Oliver climbed up onto the bed, knelt next to the girl, and offered her the picture he had drawn. She sat up, reached for it and unfolded the page then a smile pulled at the corner of her mouth. Alison stifled a laugh as she caught sight of the drawing; it was a pink unicorn with a machine gun for a horn.
“I’m Oliver. What’s your name?” her son asked the girl.
“May,” she said quietly.
“Is that your name? May?” Oliver asked excitedly.
“May,” she repeated, looking up at Alison with a wide-eyed gaze.
She smiled and the little girl smiled shyly back at her.
“What else do you remember?” Alison asked gently.
May shook her head. “Nothing.”
“What about your parents?” Alison tried.
May shook her head, tears gathering in her eyes.
“That’s okay.” She squeezed her hand reassuringly.
“Where’s your family?” Oliver asked.
“I don’t know,” May whispered. “I can’t remember anything.”
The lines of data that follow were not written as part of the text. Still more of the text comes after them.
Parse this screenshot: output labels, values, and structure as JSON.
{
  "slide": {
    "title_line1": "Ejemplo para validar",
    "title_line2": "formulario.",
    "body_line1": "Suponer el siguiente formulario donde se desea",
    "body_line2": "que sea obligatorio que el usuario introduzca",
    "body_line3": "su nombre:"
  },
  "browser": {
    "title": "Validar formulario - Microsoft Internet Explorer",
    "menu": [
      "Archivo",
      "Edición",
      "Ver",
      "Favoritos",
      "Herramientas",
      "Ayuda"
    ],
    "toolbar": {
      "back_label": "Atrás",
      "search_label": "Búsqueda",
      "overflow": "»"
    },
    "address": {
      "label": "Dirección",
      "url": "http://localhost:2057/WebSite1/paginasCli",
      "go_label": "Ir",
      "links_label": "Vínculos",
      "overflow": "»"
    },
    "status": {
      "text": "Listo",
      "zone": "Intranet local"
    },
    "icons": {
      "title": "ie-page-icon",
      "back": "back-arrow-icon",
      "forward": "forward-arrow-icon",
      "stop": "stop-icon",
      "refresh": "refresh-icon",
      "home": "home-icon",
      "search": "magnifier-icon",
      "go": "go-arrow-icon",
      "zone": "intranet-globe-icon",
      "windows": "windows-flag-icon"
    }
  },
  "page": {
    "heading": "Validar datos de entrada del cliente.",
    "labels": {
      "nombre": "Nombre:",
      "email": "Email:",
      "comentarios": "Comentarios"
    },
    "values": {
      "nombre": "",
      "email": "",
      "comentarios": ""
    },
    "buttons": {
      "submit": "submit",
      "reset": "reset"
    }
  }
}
If you like my writing maybe you would like to subscribe to my mailing list? You will be the first to receive updates on my series as well as cover reveals, blog tours, publishing dates, tips, tricks and much more! Click here to subscribe © Caroline Peckham and http://www.carolinepeckham.com, 2015. Unauthorized use and/or duplication of this material without express and written permission from this site’s author and/or owner is strictly prohibited. Excerpts and links may be used, provided that full and clear credit is given to Caroline Peckham and www.carolinepeckham.com with appropriate and specific direction to the original content.